In honor of that precipitous moment, we're taking a look at the top five squirrel iReports we've received over the years. We at Team iReport have always had a soft spot in our hearts for the nutty little creatures (and for the film "High Fidelity," which prominently features several top-five lists in its plot). Enjoy.
Cat and squirrel are friends: The lion and the lamb, or more precisely the cat and squirrel, can totally get along. This iReport from Dorwin Berrier of Sun City Center, Florida, proves it. While vacationing with family in Clear Lake, Wisconsin, he captured photos of a cat that played mother to a lost squirrel. Readers were enthralled at these images, and it turned out to be one of our most adorable and beloved iReports ever.
Industrious and joyful squirrels: These creatures have many emotions, and Patricia Fitzgerald of Chesterfield, Missouri, showed us both their industrious, leaf-gathering side and their joyful side in 2009.
What do you think about this list? Got any thoughts or other favorites? Did you submit a squirrel photo of your own? (Does this post make you want to sing about squirrels?) Share your comments below, or visit CNN iReport to share your story
It's hard to believe that CNN iReport launched five years ago today, but here we are. From breaking news coverage to political commentary and personal stories, your contributions have shaped iReport into a powerful newsgathering tool that helps CNN cover the news in unique and meaningful ways.

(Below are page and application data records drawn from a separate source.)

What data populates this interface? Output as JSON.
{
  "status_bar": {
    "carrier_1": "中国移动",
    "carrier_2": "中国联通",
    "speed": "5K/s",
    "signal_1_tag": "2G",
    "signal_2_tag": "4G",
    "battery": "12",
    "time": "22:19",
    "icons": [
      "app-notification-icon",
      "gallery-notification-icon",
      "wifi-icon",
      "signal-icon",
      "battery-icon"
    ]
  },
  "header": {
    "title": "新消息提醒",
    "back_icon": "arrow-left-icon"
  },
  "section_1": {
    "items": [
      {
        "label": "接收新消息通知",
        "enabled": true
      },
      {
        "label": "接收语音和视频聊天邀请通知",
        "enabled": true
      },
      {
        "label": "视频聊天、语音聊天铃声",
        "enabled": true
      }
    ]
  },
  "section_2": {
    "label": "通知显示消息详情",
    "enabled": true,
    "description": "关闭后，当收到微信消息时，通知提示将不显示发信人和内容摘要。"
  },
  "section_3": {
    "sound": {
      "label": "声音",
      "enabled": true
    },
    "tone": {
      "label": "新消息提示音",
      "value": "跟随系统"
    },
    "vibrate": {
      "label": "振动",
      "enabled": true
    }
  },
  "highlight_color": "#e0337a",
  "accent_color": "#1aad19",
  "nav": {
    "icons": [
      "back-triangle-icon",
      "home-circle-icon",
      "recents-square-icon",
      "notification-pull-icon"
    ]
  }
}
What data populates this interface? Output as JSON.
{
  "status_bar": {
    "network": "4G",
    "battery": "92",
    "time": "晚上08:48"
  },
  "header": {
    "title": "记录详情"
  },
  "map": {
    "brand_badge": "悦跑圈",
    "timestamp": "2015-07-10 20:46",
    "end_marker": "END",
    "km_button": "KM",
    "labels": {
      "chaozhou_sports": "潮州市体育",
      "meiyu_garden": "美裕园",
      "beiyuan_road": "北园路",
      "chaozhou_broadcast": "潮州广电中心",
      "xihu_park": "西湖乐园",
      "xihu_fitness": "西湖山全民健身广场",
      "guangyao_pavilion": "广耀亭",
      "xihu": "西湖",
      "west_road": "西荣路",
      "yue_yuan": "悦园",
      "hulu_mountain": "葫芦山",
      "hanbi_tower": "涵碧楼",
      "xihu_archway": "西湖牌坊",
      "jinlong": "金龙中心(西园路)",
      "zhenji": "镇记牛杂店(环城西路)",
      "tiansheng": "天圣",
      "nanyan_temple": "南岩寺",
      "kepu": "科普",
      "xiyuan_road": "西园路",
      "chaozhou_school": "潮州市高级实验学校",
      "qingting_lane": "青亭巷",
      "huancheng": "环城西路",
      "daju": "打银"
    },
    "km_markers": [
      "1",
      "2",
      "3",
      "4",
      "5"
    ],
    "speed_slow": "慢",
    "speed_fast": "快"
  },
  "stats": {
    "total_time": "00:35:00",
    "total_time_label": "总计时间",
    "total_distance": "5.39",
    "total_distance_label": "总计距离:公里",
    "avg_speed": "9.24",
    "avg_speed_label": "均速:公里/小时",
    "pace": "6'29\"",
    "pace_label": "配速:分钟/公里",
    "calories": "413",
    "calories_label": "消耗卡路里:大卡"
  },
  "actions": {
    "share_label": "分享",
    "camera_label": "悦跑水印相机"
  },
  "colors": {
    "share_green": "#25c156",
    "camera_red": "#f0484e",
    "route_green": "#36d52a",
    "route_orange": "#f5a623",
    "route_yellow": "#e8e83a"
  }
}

CNN participation director and iReport ringleader Lila King said it best in her look back at iReport's history: "For nearly every major news event of the last five years -- from the 2007 shooting on the campus of Virginia Tech to today's uprisings in the Middle East -- iReporters have shared first-person views of the stories they lived through, and changed the way the rest of us understood what happened and what we should think about it. More than that, though, iReport has led the way for inventing a model for a news organization to report and tell the story of an event together with its audience."
Throughout the month of August, we'll be celebrating our fifth birthday and looking back at some of iReport's major moments in a special "top five" series on CNN.com. The lists, written by a variety of people in the CNN family who work with and love iReport, will range from revisiting groundbreaking moments to a look at some of our funniest submissions.
It's always nice to reflect on the past when you hit a major milestone, and we hope you'll enjoy reliving some of iReport's greatest hits along with us. Tomorrow, we'll kick things off with a list inspired by the first iReport that aired on CNN. (Hint: It's not exactly hard news, but it sure is cute.)
In the meantime, grab yourself a slice of birthday cake and enjoy thinking back on your favorite iReport memories. We wouldn’t be celebrating this day without our wonderful community. Thank you, and congrats!
As some of you learned at Thursday's roundtable, iReport boot camp is back for round two!
Similar to last year, the iReport community will take part in weekly challenges and learn reporting techniques like interviewing and photography from journalists across CNN, but this year there is a special surprise, which will remain a secret until next week.
If you are interested in improving your storytelling skills by learning from some of the best in the business, tune in next Monday, August 8, to find out how you can take part in this year’s iReport boot camp.
Until then, you can check out last year’s boot camp here.